In Germany, childish behaviour before the pope comes

Less than two weeks from now, on 22 September, Pope Benedict XVI will begin a three-day state visit to his native Germany. One of the features of the visit is the pope addressing the German parliament in Berlin on the first day of his visit. And, wouldn’t you know, when Church and politicians meet in western Europe, the latter get in a huff. The former communists are already boycotting the pope’s visit to parliament (well, they would, wouldn’t they?), but now the socialists threaten to do the same (well, they also would…). And what do they cite as the reason? The separation of state and Church…

This is getting really old, to be honest. How on earth is a religious leader simply speaking to politicians a case of the Church interfering in affairs of the state? The pope is not coming to enforce Christian teaching, but to inspire and, hopefully, give some people something to think about. The nuncio in Berlin has said as much. And I maintain my claim that if another religious leader, say, the Dalai Lama, were invited to the German parliament, the socialists would be sitting in the front row, so to speak.

In essence, this is childish behaviour of these politicians. I can’t call it anything less. The German parliament is a modern, democratic one, actively supporting human rights and freedom. But when it comes to perceived unpopular truths, some people in that same parliament suddenly think that not all freedoms and rights are applicable to all people. And that’s, I fear, true for most of the sick modern western societies… If it’s difficult, we ban, attack or hide from it. That’s the behaviour of little children. It s also the modus operandi of our society.

The sharp-minded William Oddie has a good piece about the protests which also exist outside the walls of the Bundestag. We’ve seen the true face of these protesters in Madrid and the UK, and there’s little chance that we’ll see anything else in Germany, two weeks from now.

You would think, wouldn’t you, that the anti-papal protesters, after the stunning success of World Youth Day and their humiliating failure – after a vicious and hate-filled campaign – to get on to the national radar during the Pope’s visit to England, would have gone out of business, or at least shut up for a bit.

But no: they’re now smacking their chops over the numbers they think, in their dreams, are going to turn up to protest against the Pope in Germany. “The website Der Papst kommt! [the Pope is coming]”, excitedly reports something called The Richard Dawkins Foundation for Reason [pah!] and Science, “is the home for a coalition of now 59 and growing, organisations united in criticism of the Pope. It is the nerve centre [ooh, how thrilling, a ‘nerve centre’; probably some scruffy little back room] for organising the upcoming protest which expects 15,000 to 20,000 demonstrators to protest during the Pope’s speech to the Bundestag [Lower House of German Parliament]”. That kind of estimate was made, of course, about the numbers who were going to turn up to the Protest the Pope main demo: it turned out to be (police figures) more like about a paltry 3,000.

Read the rest of Mr. Oddie’s blog at the Catholic Herald.

A shop front in Freiburg, all ready for the papal visit

Photo credit: Frederick Florin/AFP/Getty Images

Stats for August 2011

Despite my two-week absence from the blogosphere, the past month managed to see 3,779 page views.

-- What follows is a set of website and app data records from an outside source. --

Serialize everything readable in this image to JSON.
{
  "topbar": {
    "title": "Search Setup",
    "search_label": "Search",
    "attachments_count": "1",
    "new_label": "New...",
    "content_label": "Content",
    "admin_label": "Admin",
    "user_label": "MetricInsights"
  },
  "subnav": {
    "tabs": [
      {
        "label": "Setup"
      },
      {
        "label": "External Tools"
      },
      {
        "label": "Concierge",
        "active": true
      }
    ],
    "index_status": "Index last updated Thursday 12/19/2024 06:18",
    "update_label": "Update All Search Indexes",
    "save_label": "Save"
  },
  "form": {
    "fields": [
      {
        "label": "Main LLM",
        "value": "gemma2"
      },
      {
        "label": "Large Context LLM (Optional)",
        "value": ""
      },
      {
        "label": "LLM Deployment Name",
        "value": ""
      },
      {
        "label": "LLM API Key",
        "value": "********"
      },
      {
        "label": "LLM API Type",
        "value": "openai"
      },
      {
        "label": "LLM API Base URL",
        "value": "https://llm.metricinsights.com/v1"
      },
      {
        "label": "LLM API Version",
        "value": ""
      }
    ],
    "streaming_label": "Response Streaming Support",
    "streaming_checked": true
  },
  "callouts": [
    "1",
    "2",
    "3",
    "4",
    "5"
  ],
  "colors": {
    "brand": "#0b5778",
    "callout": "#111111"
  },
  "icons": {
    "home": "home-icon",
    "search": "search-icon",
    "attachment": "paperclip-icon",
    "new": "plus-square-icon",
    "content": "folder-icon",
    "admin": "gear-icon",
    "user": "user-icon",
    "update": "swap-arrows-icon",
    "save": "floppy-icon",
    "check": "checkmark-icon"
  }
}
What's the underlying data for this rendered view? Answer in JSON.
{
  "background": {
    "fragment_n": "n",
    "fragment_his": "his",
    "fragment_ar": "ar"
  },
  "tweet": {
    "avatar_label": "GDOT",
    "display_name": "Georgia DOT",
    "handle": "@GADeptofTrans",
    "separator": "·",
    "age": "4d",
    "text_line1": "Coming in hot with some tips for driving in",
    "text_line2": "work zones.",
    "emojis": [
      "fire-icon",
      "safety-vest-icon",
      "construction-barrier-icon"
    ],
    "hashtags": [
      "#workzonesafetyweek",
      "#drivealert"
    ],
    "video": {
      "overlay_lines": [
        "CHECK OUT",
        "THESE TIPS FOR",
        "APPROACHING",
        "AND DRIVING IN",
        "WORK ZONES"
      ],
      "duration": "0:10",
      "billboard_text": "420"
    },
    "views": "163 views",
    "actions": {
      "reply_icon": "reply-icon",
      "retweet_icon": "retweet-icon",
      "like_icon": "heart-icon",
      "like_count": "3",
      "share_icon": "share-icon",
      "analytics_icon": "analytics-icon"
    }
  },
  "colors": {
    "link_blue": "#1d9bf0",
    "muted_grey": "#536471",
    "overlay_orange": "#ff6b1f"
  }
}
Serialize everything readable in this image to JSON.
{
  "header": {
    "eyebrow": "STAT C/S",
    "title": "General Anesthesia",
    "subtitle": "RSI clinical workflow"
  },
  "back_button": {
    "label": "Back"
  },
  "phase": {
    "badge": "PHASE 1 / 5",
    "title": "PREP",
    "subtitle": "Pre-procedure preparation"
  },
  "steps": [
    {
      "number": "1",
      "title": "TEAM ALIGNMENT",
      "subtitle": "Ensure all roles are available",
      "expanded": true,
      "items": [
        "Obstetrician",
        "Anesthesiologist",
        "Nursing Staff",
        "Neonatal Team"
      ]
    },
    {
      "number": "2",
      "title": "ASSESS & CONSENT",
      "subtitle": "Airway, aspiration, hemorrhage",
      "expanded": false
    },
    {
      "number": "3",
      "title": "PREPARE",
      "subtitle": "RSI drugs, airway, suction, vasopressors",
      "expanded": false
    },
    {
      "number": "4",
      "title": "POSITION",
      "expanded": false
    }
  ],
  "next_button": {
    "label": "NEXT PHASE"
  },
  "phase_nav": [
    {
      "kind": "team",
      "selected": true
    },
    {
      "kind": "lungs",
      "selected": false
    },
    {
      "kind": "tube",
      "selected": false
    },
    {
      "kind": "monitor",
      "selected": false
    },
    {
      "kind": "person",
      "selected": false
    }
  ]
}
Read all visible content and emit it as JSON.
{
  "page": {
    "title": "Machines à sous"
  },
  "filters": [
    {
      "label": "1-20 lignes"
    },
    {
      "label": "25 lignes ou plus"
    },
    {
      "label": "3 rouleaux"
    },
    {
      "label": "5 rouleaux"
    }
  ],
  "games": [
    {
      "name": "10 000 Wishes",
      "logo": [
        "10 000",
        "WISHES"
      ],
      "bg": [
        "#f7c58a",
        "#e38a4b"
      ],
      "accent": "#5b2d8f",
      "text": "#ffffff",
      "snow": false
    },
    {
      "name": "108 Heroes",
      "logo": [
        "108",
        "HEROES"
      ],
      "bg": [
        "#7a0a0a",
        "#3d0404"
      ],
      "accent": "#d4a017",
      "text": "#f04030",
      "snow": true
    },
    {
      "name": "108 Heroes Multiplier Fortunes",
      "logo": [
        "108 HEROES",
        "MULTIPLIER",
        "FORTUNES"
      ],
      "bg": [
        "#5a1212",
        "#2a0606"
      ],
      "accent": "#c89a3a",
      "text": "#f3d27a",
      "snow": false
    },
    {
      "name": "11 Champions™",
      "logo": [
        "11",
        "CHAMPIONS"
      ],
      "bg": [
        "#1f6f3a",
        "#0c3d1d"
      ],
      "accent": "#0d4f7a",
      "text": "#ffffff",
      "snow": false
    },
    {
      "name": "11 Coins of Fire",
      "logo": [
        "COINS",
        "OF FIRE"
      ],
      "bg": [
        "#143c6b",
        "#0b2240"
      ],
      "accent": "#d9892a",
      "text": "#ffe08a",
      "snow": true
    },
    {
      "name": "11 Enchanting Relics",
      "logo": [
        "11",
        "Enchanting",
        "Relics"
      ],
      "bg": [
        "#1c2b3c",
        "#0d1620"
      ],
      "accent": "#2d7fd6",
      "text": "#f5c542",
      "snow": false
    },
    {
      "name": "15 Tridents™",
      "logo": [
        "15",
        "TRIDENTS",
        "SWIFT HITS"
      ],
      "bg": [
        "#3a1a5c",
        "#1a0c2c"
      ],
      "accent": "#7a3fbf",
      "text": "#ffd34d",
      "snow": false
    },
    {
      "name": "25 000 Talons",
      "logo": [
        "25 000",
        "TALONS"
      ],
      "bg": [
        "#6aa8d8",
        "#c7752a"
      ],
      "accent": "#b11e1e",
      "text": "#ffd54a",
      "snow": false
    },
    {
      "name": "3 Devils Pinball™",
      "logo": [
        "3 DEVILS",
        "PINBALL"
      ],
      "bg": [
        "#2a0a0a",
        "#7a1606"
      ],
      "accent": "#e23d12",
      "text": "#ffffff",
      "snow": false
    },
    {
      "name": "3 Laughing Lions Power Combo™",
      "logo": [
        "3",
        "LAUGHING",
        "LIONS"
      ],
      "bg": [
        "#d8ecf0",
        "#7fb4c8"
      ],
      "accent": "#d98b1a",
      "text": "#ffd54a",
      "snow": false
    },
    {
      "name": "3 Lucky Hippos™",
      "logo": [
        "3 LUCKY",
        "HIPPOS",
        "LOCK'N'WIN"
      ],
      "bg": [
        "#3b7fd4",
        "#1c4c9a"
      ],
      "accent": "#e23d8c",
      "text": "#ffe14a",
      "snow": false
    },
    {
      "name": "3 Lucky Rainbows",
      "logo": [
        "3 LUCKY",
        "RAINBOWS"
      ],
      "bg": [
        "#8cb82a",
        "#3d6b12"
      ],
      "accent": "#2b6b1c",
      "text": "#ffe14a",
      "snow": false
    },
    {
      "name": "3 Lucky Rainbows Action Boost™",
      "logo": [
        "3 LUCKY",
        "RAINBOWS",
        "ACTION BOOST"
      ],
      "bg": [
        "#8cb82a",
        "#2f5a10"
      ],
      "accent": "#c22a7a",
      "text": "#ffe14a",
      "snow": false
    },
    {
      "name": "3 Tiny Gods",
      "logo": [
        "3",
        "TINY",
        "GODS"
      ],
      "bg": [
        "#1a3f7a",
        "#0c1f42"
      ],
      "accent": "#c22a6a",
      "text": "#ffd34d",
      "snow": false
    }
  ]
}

It’s the lowest total since December, sure, but it goes to show that I can be away from the blog for a while without numbers plummeting completely into the single digits. In the top 10 of most popular posts we’ll see which topics are responsible for the continuing interest.

Another high point this month was the crossing of the 100,000 threshold. In fact, on the same day that I returned from Spain, 23 August, the 100,000th visitor since January 2010 popped by. It’s only numbers, but it still makes me pleased.

One to the top 10!

1: A priest never walks alone 72
2: Het probleem Medjugorje 61
3: Calling in the bishop 38
4: Blog shutting down. Temporarily, that is & Seculiere deskundigen willen dat de paus zijn beleid aanpast. Hoe kunnen we uitleggen dat hij dat niet kan? 27
5: Double duty: two vicars general for Groningen-Leeuwarden & WYD destinations – Zaragoza & Goodbye, we’ll keep in touch (via social media) 26
6: No refusal allowed for civil servants in Groningen 25
7: Two years in the making, a new archbishop for Luxembourg 24
8: World Youth Days on TV, and my personal blogging plans & Oddie continues where Dolan stopped & The departure begins… 23
9: Congratulations to a Philippine bishop 20
10: Archbishop Dolan explains the Vatican 19

Oddie continues where Dolan stopped

Published on the Translations page yesterday, a translation of this article by William Oddie of the Catholic Herald. I made the translation on the request of Ronald Marks, co-author of Marks & Marks Blogspot.

Odie takes Archbishop Dolan’s recent blog post on the ‘policies’ of the Vatican as a starting point and explores the issue further. He finds that there is an important question that Catholics have yet barely begun to ask themselves: are we able to bridge the gap of understanding between us and the secular world? An important issue, not least in the Netherlands.